** Opening Supplied entries block **

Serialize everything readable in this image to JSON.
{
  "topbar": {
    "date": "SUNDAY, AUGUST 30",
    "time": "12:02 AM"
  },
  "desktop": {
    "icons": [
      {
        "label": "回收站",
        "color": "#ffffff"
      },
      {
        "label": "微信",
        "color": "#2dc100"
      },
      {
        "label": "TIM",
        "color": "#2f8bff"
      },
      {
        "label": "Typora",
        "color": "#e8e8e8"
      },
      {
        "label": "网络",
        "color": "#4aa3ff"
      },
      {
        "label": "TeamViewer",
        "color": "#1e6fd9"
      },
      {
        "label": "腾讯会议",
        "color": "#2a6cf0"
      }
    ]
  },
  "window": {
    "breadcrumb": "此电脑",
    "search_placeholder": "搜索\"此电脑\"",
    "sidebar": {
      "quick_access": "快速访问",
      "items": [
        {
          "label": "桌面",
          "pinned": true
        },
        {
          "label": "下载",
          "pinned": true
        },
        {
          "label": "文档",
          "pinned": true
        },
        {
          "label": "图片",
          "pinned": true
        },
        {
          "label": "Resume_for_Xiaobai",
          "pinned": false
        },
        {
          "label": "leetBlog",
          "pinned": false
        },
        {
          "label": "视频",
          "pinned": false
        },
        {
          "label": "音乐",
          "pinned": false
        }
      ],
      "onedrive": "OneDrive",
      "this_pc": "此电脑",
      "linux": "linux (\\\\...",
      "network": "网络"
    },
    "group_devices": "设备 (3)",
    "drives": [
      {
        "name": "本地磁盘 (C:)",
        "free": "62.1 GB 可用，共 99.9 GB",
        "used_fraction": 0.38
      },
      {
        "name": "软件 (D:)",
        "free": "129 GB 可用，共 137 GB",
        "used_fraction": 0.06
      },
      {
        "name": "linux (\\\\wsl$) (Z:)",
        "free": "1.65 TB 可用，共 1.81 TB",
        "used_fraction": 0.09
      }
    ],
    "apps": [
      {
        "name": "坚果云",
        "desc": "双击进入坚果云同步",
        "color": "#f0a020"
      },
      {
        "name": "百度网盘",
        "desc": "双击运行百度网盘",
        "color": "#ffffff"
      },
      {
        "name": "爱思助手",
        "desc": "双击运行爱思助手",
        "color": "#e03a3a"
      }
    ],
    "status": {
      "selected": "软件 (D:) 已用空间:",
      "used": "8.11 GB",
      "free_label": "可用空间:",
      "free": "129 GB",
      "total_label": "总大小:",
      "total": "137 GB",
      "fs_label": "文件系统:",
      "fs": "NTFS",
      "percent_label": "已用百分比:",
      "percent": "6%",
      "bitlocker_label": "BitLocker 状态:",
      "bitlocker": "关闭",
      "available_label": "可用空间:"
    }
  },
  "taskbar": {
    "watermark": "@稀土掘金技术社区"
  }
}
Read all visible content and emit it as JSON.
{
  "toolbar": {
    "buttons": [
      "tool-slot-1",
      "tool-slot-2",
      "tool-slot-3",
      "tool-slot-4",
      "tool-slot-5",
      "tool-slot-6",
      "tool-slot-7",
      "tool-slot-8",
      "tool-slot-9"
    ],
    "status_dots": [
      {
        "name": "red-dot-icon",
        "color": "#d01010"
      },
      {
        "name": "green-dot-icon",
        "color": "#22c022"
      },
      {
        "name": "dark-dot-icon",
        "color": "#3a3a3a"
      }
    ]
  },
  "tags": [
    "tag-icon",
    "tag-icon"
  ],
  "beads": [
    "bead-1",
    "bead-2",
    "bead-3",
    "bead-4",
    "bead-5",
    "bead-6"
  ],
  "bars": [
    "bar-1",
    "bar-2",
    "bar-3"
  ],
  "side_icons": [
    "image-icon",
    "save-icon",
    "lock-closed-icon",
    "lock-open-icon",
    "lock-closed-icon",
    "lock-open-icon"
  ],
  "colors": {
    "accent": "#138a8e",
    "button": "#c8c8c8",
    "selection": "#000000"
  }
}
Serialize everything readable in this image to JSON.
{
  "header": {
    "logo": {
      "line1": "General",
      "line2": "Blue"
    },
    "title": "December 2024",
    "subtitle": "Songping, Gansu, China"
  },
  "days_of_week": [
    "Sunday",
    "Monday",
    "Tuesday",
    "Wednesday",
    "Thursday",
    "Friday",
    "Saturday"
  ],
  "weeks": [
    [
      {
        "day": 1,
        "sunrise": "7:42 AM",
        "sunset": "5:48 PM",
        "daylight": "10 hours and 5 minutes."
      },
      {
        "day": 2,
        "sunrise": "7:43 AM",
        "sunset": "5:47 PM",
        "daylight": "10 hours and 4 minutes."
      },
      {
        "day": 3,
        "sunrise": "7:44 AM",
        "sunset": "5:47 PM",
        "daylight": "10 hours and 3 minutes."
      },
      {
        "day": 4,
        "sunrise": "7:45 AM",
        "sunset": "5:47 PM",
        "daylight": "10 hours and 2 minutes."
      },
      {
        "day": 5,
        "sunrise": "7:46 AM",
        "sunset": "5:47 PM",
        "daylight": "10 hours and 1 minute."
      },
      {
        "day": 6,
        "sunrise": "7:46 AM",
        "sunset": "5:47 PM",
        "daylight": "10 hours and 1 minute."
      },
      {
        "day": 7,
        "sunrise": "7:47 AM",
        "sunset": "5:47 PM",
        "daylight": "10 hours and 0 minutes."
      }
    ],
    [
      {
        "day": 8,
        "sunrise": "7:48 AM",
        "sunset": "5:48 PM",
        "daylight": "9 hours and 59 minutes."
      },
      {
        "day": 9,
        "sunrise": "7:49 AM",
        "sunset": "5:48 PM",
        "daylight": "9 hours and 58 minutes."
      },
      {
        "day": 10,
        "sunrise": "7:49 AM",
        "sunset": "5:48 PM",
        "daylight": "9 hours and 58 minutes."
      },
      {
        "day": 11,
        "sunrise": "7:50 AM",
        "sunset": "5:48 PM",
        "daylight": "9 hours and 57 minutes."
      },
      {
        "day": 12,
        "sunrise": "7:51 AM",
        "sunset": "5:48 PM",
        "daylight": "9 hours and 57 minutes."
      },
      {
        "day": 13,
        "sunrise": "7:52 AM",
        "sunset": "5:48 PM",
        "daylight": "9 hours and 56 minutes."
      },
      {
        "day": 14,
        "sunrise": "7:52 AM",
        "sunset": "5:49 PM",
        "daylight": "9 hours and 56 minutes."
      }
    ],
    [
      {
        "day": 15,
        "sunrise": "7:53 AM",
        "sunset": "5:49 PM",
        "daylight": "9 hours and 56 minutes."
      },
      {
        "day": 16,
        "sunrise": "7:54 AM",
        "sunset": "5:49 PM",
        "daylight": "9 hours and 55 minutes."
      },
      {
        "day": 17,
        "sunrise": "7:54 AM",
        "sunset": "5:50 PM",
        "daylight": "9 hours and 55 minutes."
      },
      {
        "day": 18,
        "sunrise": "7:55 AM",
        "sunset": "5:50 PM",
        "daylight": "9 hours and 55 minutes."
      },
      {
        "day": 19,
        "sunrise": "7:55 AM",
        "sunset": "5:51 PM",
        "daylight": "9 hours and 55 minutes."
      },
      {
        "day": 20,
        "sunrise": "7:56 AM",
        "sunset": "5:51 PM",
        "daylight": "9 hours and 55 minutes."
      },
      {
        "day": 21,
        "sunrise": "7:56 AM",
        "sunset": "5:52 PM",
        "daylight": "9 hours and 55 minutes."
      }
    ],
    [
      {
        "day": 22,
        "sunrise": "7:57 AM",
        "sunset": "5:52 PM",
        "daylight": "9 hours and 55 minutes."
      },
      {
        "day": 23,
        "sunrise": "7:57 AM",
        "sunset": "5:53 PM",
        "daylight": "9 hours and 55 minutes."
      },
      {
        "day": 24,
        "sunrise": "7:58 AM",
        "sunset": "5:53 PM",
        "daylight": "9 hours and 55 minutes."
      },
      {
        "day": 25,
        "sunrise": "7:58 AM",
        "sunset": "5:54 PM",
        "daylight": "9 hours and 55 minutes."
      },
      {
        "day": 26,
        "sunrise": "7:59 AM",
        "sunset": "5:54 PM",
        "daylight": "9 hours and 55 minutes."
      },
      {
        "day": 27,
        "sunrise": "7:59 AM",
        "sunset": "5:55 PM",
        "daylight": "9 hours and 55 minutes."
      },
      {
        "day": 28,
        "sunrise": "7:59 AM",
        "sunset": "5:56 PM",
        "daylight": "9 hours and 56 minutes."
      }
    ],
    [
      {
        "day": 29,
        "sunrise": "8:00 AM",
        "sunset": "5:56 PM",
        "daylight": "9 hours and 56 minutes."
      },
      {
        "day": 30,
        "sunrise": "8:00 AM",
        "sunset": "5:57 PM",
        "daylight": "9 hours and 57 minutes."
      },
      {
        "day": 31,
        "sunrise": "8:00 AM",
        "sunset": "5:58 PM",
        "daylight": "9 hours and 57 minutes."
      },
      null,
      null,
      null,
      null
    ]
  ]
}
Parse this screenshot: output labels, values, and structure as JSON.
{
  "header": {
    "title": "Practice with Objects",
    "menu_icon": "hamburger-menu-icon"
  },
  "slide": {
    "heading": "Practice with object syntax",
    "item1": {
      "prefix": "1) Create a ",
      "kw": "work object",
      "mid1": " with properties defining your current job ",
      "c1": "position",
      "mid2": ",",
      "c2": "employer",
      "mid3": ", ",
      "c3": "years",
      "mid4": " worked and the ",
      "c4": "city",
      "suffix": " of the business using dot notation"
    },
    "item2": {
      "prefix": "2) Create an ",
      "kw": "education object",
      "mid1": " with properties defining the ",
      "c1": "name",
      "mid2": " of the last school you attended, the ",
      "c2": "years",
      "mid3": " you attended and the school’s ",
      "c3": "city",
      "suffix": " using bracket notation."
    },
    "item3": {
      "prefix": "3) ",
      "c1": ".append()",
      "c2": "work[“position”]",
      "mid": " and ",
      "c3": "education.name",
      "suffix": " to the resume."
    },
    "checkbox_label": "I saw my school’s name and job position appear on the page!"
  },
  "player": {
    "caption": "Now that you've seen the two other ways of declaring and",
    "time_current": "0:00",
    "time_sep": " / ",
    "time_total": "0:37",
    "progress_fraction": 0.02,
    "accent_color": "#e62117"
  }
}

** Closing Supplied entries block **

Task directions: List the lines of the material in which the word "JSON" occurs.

Result of the task:
Serialize everything readable in this image to JSON.
Read all visible content and emit it as JSON.
Serialize everything readable in this image to JSON.
Parse this screenshot: output labels, values, and structure as JSON.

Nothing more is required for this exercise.